Low back pain is a significant cause of disability in the U.S. and worldwide. It is estimated that 70% to 80% of people will experience low back pain at some point in their lives.
Artificial disc replacement is a newer surgical procedure for relieving low back pain. Similar to hip or knee joint replacements, a disc replacement substitutes a mechanical device for an intervertebral disc in the spine. The device is meant to restore motion to the spine by replacing the worn, degenerated disc.
This technology has been available in Europe for over a decade. Artificial disc replacement initially gained FDA approval for use in the U.S. in 2004. Over the past several years, numerous other disc replacement designs have been developed and are currently being tested (AAOS, 2015).
To determine who is a good candidate for disc replacement, the surgeon may require a few tests. These may include magnetic resonance imaging (MRI), discography, computed tomography (CT or CAT scan), and x-rays. These tests will also help the surgeon determine the source of the pain.
Good candidates for disc replacement have the following:
- Back pain thought to be caused mostly from one or two intervertebral discs in the lumbar spine
- No significant facet joint disease or bony compression on nerves
- Not excessively overweight
- No prior major surgery in the lumbar spine
- No deformity (scoliosis)
TREATMENT & BENEFITS
Artificial disc replacement has emerged as an alternative treatment option to lumbar fusion surgery for low back pain.
Lumbar fusion surgery remains the “gold standard” for treating low back pain patients who are not helped by nonsurgical methods and many people find relief with lumbar fusion, however the results of fusion surgery vary. For example, a patient with spinal stenosis who has a fusion procedure may have a very different outcome from a patient who has a fusion to help back pain that is caused by disc degeneration.
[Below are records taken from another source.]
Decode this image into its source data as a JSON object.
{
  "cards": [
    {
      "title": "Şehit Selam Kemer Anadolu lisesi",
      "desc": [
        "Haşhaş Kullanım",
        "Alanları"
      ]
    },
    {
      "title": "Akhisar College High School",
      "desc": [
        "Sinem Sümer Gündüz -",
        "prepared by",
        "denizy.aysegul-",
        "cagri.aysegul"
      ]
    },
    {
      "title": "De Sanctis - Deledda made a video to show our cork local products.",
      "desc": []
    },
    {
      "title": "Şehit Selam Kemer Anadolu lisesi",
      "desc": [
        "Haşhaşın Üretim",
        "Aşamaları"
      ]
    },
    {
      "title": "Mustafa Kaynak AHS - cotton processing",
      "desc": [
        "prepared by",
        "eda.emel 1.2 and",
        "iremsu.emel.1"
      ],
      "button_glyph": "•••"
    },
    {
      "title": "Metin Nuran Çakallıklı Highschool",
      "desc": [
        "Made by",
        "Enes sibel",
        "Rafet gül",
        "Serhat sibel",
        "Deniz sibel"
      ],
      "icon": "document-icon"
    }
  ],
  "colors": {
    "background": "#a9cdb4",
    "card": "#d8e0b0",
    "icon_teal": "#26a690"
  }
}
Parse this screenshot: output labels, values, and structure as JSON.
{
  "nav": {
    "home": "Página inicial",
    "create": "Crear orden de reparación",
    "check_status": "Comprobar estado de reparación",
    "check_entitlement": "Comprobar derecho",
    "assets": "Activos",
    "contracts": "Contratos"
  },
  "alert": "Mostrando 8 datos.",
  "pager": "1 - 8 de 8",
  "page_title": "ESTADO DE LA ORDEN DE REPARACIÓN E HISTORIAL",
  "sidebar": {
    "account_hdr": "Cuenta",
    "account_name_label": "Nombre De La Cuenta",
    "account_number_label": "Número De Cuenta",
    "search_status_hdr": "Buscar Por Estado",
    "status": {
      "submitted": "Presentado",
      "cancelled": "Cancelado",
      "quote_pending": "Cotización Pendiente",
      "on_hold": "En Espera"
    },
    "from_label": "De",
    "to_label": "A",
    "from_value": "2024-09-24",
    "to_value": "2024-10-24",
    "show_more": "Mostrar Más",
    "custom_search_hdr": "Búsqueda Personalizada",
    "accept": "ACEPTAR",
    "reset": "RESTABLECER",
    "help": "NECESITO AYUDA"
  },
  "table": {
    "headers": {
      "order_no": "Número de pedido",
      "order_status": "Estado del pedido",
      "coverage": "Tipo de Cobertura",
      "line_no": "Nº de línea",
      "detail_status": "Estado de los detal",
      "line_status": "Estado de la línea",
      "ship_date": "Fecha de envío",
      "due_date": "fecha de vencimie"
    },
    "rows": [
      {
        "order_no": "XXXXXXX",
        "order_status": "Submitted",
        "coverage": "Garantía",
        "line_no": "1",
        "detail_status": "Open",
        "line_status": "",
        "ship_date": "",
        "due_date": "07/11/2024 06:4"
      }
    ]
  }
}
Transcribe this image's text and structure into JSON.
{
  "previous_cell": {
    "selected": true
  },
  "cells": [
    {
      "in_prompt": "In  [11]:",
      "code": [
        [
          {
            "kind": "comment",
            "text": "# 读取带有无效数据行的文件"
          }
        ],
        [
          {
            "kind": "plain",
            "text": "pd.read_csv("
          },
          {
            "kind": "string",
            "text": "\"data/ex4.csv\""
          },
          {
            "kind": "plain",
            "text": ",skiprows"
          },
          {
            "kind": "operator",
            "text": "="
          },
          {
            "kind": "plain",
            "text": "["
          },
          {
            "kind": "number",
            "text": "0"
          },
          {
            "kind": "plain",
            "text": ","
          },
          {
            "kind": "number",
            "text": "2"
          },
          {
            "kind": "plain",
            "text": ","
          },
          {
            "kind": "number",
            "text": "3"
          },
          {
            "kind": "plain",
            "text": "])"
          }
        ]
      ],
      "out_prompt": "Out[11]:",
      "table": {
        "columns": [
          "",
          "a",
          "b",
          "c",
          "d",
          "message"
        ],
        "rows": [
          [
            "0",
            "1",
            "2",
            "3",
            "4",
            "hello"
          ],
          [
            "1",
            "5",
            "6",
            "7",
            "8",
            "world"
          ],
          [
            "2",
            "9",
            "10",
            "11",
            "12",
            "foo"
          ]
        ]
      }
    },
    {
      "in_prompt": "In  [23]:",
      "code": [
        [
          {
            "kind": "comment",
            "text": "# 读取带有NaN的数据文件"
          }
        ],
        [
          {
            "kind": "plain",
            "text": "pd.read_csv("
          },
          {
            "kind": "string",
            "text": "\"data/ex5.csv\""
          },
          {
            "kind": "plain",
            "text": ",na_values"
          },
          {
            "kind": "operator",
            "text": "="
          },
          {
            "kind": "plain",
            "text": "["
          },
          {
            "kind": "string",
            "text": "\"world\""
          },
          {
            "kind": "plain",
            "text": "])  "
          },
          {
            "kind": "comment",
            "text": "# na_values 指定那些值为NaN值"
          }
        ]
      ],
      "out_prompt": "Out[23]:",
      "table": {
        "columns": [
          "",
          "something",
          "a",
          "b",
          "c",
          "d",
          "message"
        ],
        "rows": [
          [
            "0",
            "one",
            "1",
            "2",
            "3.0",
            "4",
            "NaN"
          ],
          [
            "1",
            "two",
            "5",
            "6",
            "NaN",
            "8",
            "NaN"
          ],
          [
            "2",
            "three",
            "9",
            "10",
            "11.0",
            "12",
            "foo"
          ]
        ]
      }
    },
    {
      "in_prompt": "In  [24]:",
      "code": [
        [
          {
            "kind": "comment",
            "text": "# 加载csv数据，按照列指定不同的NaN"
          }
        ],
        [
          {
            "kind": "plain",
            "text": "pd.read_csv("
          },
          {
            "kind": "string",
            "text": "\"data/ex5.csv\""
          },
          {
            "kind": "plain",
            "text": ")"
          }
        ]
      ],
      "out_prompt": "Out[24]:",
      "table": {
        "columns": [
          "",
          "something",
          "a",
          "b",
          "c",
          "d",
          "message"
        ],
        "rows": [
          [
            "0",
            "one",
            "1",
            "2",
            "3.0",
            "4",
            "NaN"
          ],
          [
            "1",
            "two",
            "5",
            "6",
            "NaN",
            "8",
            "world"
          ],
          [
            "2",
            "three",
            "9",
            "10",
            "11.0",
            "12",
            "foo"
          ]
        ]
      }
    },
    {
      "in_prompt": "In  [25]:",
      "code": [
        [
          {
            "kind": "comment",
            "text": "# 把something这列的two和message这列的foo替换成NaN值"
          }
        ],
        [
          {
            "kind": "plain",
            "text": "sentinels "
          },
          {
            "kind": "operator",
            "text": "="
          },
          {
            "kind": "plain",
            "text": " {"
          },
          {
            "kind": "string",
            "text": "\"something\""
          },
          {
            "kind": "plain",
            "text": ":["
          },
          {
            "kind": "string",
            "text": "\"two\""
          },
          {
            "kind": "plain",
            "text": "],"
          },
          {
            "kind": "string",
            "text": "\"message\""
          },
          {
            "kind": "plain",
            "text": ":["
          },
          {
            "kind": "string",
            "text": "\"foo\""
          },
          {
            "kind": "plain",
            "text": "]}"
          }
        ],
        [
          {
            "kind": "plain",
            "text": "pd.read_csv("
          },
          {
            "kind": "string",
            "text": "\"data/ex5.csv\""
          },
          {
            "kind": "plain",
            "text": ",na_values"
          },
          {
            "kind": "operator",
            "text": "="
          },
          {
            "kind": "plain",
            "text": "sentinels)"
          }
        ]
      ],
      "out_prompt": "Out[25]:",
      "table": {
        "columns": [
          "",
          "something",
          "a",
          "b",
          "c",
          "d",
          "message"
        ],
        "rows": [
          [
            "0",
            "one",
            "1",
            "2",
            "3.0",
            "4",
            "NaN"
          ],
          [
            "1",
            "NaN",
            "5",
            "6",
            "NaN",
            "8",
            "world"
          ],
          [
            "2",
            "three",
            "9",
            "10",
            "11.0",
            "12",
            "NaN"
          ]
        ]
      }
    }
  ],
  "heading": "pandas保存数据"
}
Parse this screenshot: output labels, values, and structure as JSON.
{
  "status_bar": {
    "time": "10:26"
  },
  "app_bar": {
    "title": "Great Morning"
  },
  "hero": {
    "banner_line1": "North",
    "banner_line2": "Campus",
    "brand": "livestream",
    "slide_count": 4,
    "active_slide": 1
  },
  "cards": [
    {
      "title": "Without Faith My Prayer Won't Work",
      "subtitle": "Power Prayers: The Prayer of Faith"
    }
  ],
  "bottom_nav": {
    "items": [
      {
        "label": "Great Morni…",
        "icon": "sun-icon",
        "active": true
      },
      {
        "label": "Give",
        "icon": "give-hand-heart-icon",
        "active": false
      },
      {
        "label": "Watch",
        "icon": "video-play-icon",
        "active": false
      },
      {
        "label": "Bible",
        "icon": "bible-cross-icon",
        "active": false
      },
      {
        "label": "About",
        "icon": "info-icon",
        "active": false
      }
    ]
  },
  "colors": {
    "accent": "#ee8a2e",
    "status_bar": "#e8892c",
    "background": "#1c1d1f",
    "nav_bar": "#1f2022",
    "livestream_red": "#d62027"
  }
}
In addition, some patients whose fusion surgeries heal perfectly still end up with no improvement of their back pain.
The artificial disc offers several theoretical benefits over the spinal fusion for chronic back pain, including:
- Potentially enhanced clinical success rates (pain reduction)
- Potential to avoid premature degeneration at adjacent levels of the spine by maintaining normal spinal motion
The surgical implantation procedure is performed through an incision in the abdomen (similar to an anterior lumbar interbody fusion).
With this approach, the organs and blood vessels must be moved to the side. This allows your surgeon to access the spine without moving the nerves.
Usually, a vascular surgeon assists the orthopaedic surgeon with opening and exposing the disc space. Most surgeries take about 2 to 3 hours.
The disc replacement device may comprise the nucleus (center) of the disc while leaving the annulus (outer ring) in place, although this technology is still in an investigative stage.
In most cases, total artificial disc replacements substitute the annulus and nucleus with a mechanical device that will simulate spinal function.
There are a number of different disc designs. Each is unique in its own way, but all maintain a similar goal: to reproduce the size and function of a normal intervertebral disc.
Some of the discs are made of metal, while others are a combination metal and plastic, similar to joint replacements in the knee and hip. Materials used include medical grade plastic (polyethylene) and medical grade cobalt chromium or titanium alloy.